Exercise details
Excluding any images, copy all of the lines below precisely as written.

───── The input ─────

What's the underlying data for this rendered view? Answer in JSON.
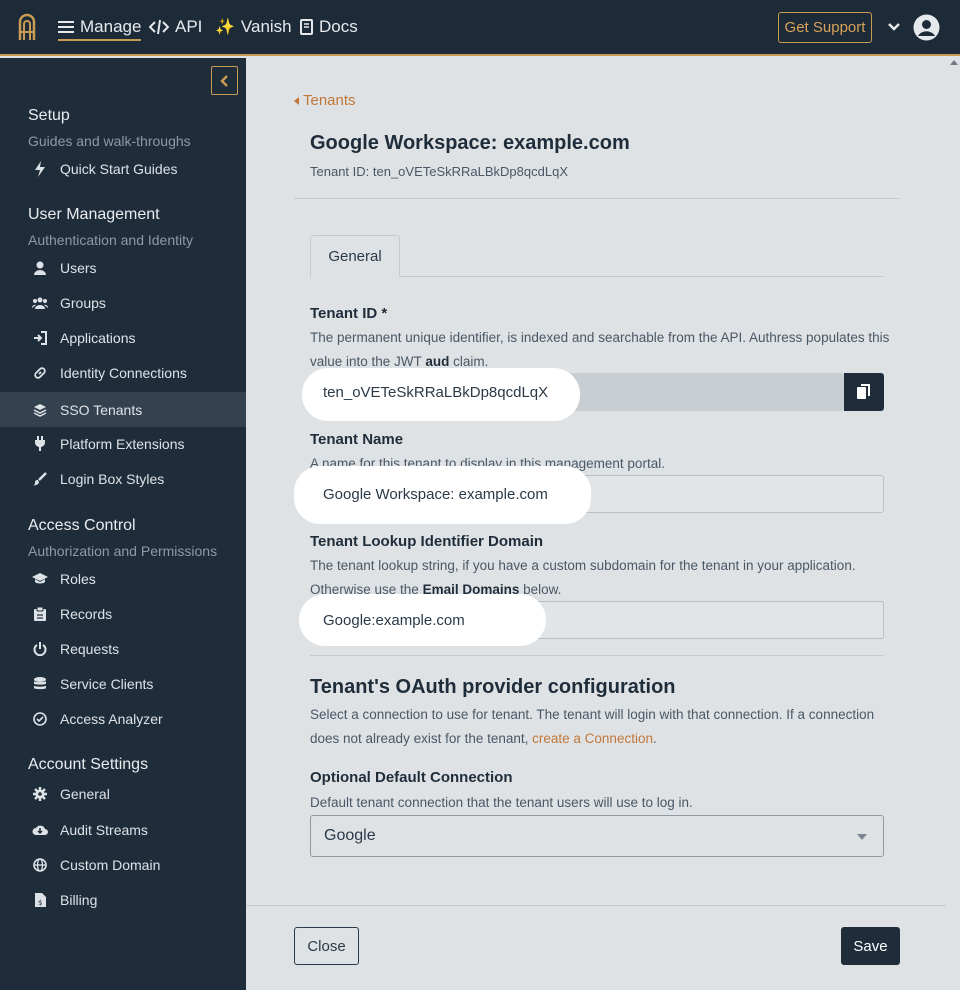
{
  "topbar": {
    "nav": [
      {
        "label": "Manage",
        "icon": "hamburger-icon"
      },
      {
        "label": "API",
        "icon": "code-icon"
      },
      {
        "label": "Vanish",
        "icon": "sparkles-icon"
      },
      {
        "label": "Docs",
        "icon": "book-icon"
      }
    ],
    "support_label": "Get Support",
    "accent": "#c99a52"
  },
  "sidebar": {
    "sections": [
      {
        "title": "Setup",
        "subtitle": "Guides and walk-throughs"
      },
      {
        "title": "User Management",
        "subtitle": "Authentication and Identity"
      },
      {
        "title": "Access Control",
        "subtitle": "Authorization and Permissions"
      },
      {
        "title": "Account Settings",
        "subtitle": ""
      }
    ],
    "items": [
      {
        "label": "Quick Start Guides",
        "icon": "bolt-icon"
      },
      {
        "label": "Users",
        "icon": "user-icon"
      },
      {
        "label": "Groups",
        "icon": "users-icon"
      },
      {
        "label": "Applications",
        "icon": "sign-in-icon"
      },
      {
        "label": "Identity Connections",
        "icon": "link-icon"
      },
      {
        "label": "SSO Tenants",
        "icon": "layers-icon"
      },
      {
        "label": "Platform Extensions",
        "icon": "plug-icon"
      },
      {
        "label": "Login Box Styles",
        "icon": "brush-icon"
      },
      {
        "label": "Roles",
        "icon": "graduation-cap-icon"
      },
      {
        "label": "Records",
        "icon": "clipboard-icon"
      },
      {
        "label": "Requests",
        "icon": "power-icon"
      },
      {
        "label": "Service Clients",
        "icon": "database-icon"
      },
      {
        "label": "Access Analyzer",
        "icon": "check-circle-icon"
      },
      {
        "label": "General",
        "icon": "gear-icon"
      },
      {
        "label": "Audit Streams",
        "icon": "cloud-download-icon"
      },
      {
        "label": "Custom Domain",
        "icon": "globe-icon"
      },
      {
        "label": "Billing",
        "icon": "invoice-icon"
      }
    ]
  },
  "main": {
    "back_label": "Tenants",
    "title": "Google Workspace: example.com",
    "subtitle": "Tenant ID: ten_oVETeSkRRaLBkDp8qcdLqX",
    "tab_general": "General",
    "tenant_id": {
      "label": "Tenant ID *",
      "desc_pre": "The permanent unique identifier, is indexed and searchable from the API. Authress populates this value into the JWT ",
      "desc_bold": "aud",
      "desc_post": " claim.",
      "value": "ten_oVETeSkRRaLBkDp8qcdLqX"
    },
    "tenant_name": {
      "label": "Tenant Name",
      "desc": "A name for this tenant to display in this management portal.",
      "value": "Google Workspace: example.com"
    },
    "lookup": {
      "label": "Tenant Lookup Identifier Domain",
      "desc_pre": "The tenant lookup string, if you have a custom subdomain for the tenant in your application. Otherwise use the ",
      "desc_bold": "Email Domains",
      "desc_post": " below.",
      "value": "Google:example.com"
    },
    "oauth": {
      "heading": "Tenant's OAuth provider configuration",
      "desc_pre": "Select a connection to use for tenant. The tenant will login with that connection. If a connection does not already exist for the tenant, ",
      "link": "create a Connection",
      "desc_post": "."
    },
    "connection": {
      "label": "Optional Default Connection",
      "desc": "Default tenant connection that the tenant users will use to log in.",
      "selected": "Google"
    },
    "close_label": "Close",
    "save_label": "Save"
  }
}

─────

Exercise response
What's the underlying data for this rendered view? Answer in JSON.
{
  "topbar": {
    "nav": [
      {
        "label": "Manage",
        "icon": "hamburger-icon"
      },
      {
        "label": "API",
        "icon": "code-icon"
      },
      {
        "label": "Vanish",
        "icon": "sparkles-icon"
      },
      {
        "label": "Docs",
        "icon": "book-icon"
      }
    ],
    "support_label": "Get Support",
    "accent": "#c99a52"
  },
  "sidebar": {
    "sections": [
      {
        "title": "Setup",
        "subtitle": "Guides and walk-throughs"
      },
      {
        "title": "User Management",
        "subtitle": "Authentication and Identity"
      },
      {
        "title": "Access Control",
        "subtitle": "Authorization and Permissions"
      },
      {
        "title": "Account Settings",
        "subtitle": ""
      }
    ],
    "items": [
      {
        "label": "Quick Start Guides",
        "icon": "bolt-icon"
      },
      {
        "label": "Users",
        "icon": "user-icon"
      },
      {
        "label": "Groups",
        "icon": "users-icon"
      },
      {
        "label": "Applications",
        "icon": "sign-in-icon"
      },
      {
        "label": "Identity Connections",
        "icon": "link-icon"
      },
      {
        "label": "SSO Tenants",
        "icon": "layers-icon"
      },
      {
        "label": "Platform Extensions",
        "icon": "plug-icon"
      },
      {
        "label": "Login Box Styles",
        "icon": "brush-icon"
      },
      {
        "label": "Roles",
        "icon": "graduation-cap-icon"
      },
      {
        "label": "Records",
        "icon": "clipboard-icon"
      },
      {
        "label": "Requests",
        "icon": "power-icon"
      },
      {
        "label": "Service Clients",
        "icon": "database-icon"
      },
      {
        "label": "Access Analyzer",
        "icon": "check-circle-icon"
      },
      {
        "label": "General",
        "icon": "gear-icon"
      },
      {
        "label": "Audit Streams",
        "icon": "cloud-download-icon"
      },
      {
        "label": "Custom Domain",
        "icon": "globe-icon"
      },
      {
        "label": "Billing",
        "icon": "invoice-icon"
      }
    ]
  },
  "main": {
    "back_label": "Tenants",
    "title": "Google Workspace: example.com",
    "subtitle": "Tenant ID: ten_oVETeSkRRaLBkDp8qcdLqX",
    "tab_general": "General",
    "tenant_id": {
      "label": "Tenant ID *",
      "desc_pre": "The permanent unique identifier, is indexed and searchable from the API. Authress populates this value into the JWT ",
      "desc_bold": "aud",
      "desc_post": " claim.",
      "value": "ten_oVETeSkRRaLBkDp8qcdLqX"
    },
    "tenant_name": {
      "label": "Tenant Name",
      "desc": "A name for this tenant to display in this management portal.",
      "value": "Google Workspace: example.com"
    },
    "lookup": {
      "label": "Tenant Lookup Identifier Domain",
      "desc_pre": "The tenant lookup string, if you have a custom subdomain for the tenant in your application. Otherwise use the ",
      "desc_bold": "Email Domains",
      "desc_post": " below.",
      "value": "Google:example.com"
    },
    "oauth": {
      "heading": "Tenant's OAuth provider configuration",
      "desc_pre": "Select a connection to use for tenant. The tenant will login with that connection. If a connection does not already exist for the tenant, ",
      "link": "create a Connection",
      "desc_post": "."
    },
    "connection": {
      "label": "Optional Default Connection",
      "desc": "Default tenant connection that the tenant users will use to log in.",
      "selected": "Google"
    },
    "close_label": "Close",
    "save_label": "Save"
  }
}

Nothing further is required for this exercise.